The one argument I can pose against renewables as the backbone of our energy grid is that they aren’t… well consistently reliable. You can have as many solar panels as you want. They can cover your roof and yard. Yet, without sunlight they won’t do you any good. Wind turbines are great until there is no wind. We cannot control the weather and at times the sun will shine and we can harness excess energy to the full capacity of our solar panels, but the sun shining today has little influence on if I need to charge my laptop tomorrow, or if I’m going to want to watch TV next winter. We need to bridge the gap between when we capture the abundant renewable energy around us and when we want to use it. The obvious answer here is batteries. So, let’s look at the how we store renewable energy today.

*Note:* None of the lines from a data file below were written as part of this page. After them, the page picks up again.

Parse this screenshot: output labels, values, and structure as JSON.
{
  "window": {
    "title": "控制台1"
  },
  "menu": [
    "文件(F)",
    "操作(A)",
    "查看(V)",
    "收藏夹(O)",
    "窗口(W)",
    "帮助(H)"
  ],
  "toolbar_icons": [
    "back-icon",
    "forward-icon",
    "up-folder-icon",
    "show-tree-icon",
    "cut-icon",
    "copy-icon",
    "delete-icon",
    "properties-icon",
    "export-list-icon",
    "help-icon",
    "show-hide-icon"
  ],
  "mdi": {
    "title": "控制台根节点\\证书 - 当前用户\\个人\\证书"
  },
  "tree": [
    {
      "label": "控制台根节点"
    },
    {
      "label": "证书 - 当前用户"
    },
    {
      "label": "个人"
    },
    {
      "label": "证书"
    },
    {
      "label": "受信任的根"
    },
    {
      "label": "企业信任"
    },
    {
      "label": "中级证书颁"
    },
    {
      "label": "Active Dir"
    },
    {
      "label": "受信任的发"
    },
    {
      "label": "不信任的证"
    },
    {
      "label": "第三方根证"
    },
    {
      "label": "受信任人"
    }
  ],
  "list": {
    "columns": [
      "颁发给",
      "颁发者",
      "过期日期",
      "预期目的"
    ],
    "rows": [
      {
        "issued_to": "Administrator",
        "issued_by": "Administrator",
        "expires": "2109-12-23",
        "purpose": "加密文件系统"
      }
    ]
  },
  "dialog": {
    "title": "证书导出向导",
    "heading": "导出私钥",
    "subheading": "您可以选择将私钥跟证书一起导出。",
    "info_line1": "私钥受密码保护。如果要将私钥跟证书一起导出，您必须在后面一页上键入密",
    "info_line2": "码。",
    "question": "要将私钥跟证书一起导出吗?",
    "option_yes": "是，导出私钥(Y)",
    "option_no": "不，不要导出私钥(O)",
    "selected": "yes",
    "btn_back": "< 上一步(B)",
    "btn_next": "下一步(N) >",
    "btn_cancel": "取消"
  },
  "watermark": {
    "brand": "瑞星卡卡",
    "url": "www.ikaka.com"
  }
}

The largest store of renewable energy in the US is currently dams. Unlike a wind turbine of solar panel that needs the appropriate weather conditions to generate energy, a dam can store its energy producing resource, water, and then release the water to rotate its turbines as the need for energy arises. As of 2020 the US has 22 gigawatts of energy stored in dams. Unfortunately, this is the majority of our renewable energy storage capacity, with only an additional gigawatt of storage capacity in batteries. On a global scale, the International Renewable Energy Agency’s (IRENA’s) study on renewable energy storage is optimistic and the forecast is driven by declining costs. Per the IRENA, by 2030 total costs for installed battery systems could fall anywhere between 50-60% with prices reaching as low as $200 per kilowatt hour of energy storage. Though this is promising and exciting, this cost may still be a barrier to entry for many as the average price of a kilowatt hour in the US is only 13.31 cents. For a frame of reference, a kilowatt hour is sufficient energy to make 200 smoothies. So, in order to pay off each kilowatt hour battery, you would need to make 300,526 smoothies…
We may be a ways-off of large-scale adoption of battery systems at home, but what about utility scale adoption? Well as of today, we don’t quite have a solution for utility scale adoption but that doesn’t mean that we aren’t striving towards it. Here is a report by the U.S. Department of Energy highlighting over 30 research teams that are working on innovative ways to tackle our energy storage woes. These research topics range from improving existing technologies such as the architecture of lithium-ion batteries and improving zinc-bromide flow batteries to experimenting with new energy dense element composites for batteries. The takeaway here is that even though we do not have an answer right now, we do have thirty+ potential answers, or even partial answers that can be utilized in the future to meet our energy storing needs.
If there are any battery innovations you are most excited about, leave a comment down below to keep the conversation going.